Uncertainty and Risk Management: Waterflood Pilot Design and Surveillance Proposal for a Giant Multi-Layered Sandstone Reservoir

Wei, Chenji (Research Institute of Petroleum Exploration & Development, PetroChina) | Li, Yong (Research Institute of Petroleum Exploration & Development, PetroChina) | Song, Benbiao (Research Institute of Petroleum Exploration & Development, PetroChina) | Tian, Changbing (Research Institute of Petroleum Exploration & Development, PetroChina) | Li, Baozhu (Research Institute of Petroleum Exploration & Development, PetroChina) | Zhou, Jiasheng (Research Institute of Petroleum Exploration & Development, PetroChina) | Zheng, Jie (Research Institute of Petroleum Exploration & Development, PetroChina) | Luo, Hong (Research Institute of Petroleum Exploration & Development, PetroChina) | Lan, Jun (Research Institute of Petroleum Exploration & Development, PetroChina)

OnePetro 

Abstract

Accurately understanding the geological and dynamic characteristics determines the recovery and life cycle of a reservoir. Several uncertainties and risks exist during the development especially for giant multi-layered sandstone reservoirs. Pilot is one of the most effective steps to manage risks and reduce uncertainty, which help better understand the reservoir, expose the conflict during development, propose corresponding surveillance plan, determine development plan, and eventually improve the reservoir performance.

This study focuses on a giant Cretaceous multi-layered sandstone reservoir in the Middle East, which started to produce since 1960s without any energy supply, and the current reservoir pressure is approaching the bubble point pressure. Therefore, water flooding is urgently needed. In order to reduce uncertainty and risks, criteria and workflow of selecting waterflood pilot is proposed by integrating the geology, dynamic data, well status, and existing facilities etc.. 4 pilots are selected and each pilot represents a typical reservoir type to better understand the performance and adaptability of different development plan. Each pilot has its own specific objectives and detailed operation plan. Finally, surveillance plans are proposed based on geological understanding, dynamic behavior, and simulation results.
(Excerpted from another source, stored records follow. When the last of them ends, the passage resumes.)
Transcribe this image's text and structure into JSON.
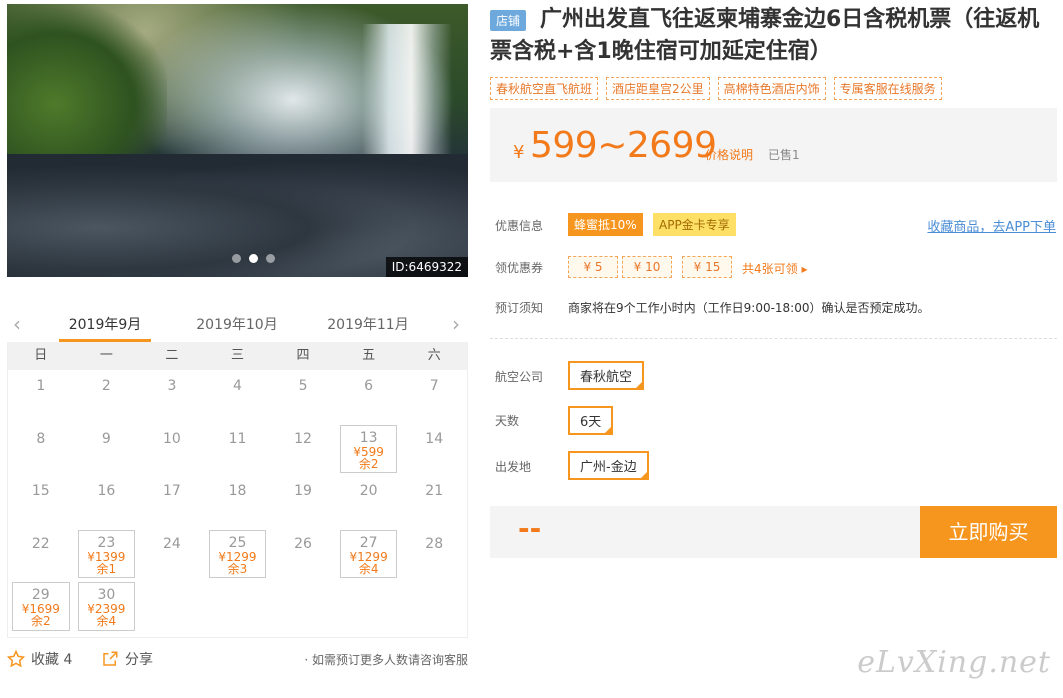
{
  "hero": {
    "image_id": "ID:6469322",
    "slides": 3,
    "active_slide": 1
  },
  "calendar": {
    "prev_label": "‹",
    "next_label": "›",
    "months": [
      "2019年9月",
      "2019年10月",
      "2019年11月"
    ],
    "weekdays": [
      "日",
      "一",
      "二",
      "三",
      "四",
      "五",
      "六"
    ],
    "days": [
      {
        "d": "1"
      },
      {
        "d": "2"
      },
      {
        "d": "3"
      },
      {
        "d": "4"
      },
      {
        "d": "5"
      },
      {
        "d": "6"
      },
      {
        "d": "7"
      },
      {
        "d": "8"
      },
      {
        "d": "9"
      },
      {
        "d": "10"
      },
      {
        "d": "11"
      },
      {
        "d": "12"
      },
      {
        "d": "13",
        "price": "¥599",
        "rem": "余2"
      },
      {
        "d": "14"
      },
      {
        "d": "15"
      },
      {
        "d": "16"
      },
      {
        "d": "17"
      },
      {
        "d": "18"
      },
      {
        "d": "19"
      },
      {
        "d": "20"
      },
      {
        "d": "21"
      },
      {
        "d": "22"
      },
      {
        "d": "23",
        "price": "¥1399",
        "rem": "余1"
      },
      {
        "d": "24"
      },
      {
        "d": "25",
        "price": "¥1299",
        "rem": "余3"
      },
      {
        "d": "26"
      },
      {
        "d": "27",
        "price": "¥1299",
        "rem": "余4"
      },
      {
        "d": "28"
      },
      {
        "d": "29",
        "price": "¥1699",
        "rem": "余2"
      },
      {
        "d": "30",
        "price": "¥2399",
        "rem": "余4"
      }
    ]
  },
  "actions": {
    "favorite": "收藏 4",
    "share": "分享",
    "note": "· 如需预订更多人数请咨询客服"
  },
  "product": {
    "shop_badge": "店铺",
    "title": "广州出发直飞往返柬埔寨金边6日含税机票（往返机票含税+含1晚住宿可加延定住宿）",
    "tags": [
      "春秋航空直飞航班",
      "酒店距皇宫2公里",
      "高棉特色酒店内饰",
      "专属客服在线服务"
    ],
    "price_yen": "¥",
    "price_range": "599~2699",
    "price_desc": "价格说明",
    "sold": "已售1"
  },
  "promo": {
    "label": "优惠信息",
    "badge1": "蜂蜜抵10%",
    "badge2": "APP金卡专享",
    "fav_link": "收藏商品，去APP下单"
  },
  "coupons": {
    "label": "领优惠券",
    "items": [
      "¥ 5",
      "¥ 10",
      "¥ 15"
    ],
    "more": "共4张可领 ▸"
  },
  "booking": {
    "label": "预订须知",
    "text": "商家将在9个工作小时内（工作日9:00-18:00）确认是否预定成功。"
  },
  "options": {
    "airline_label": "航空公司",
    "airline": "春秋航空",
    "days_label": "天数",
    "days": "6天",
    "depart_label": "出发地",
    "depart": "广州-金边"
  },
  "buy": {
    "total": "--",
    "button": "立即购买"
  },
  "watermark": "eLvXing.net",
  "colors": {
    "accent": "#f7961e",
    "price": "#f27a1a",
    "link": "#4b8ed6",
    "badge": "#6ea9de"
  }
}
According to the proposed criteria and workflow, pilots are selected to represent good, medium, and poor reservoir quality respectively. Pilot I is selected as an example to be discussed in detail. The reasons to select this pilot, well pattern and spacing, and perforation strategy discussion are presented. Finally, surveillance is divided into different groups, and implementation plan of different types of surveillance is determined.

This study offers a comprehensive case study that supports the engineers and geologists for better understanding the reservoir and optimizing waterflooding plan for this reservoir. Moreover, it offers an integrated methodology of pilot selection and surveillance proposal for other similar oilfields.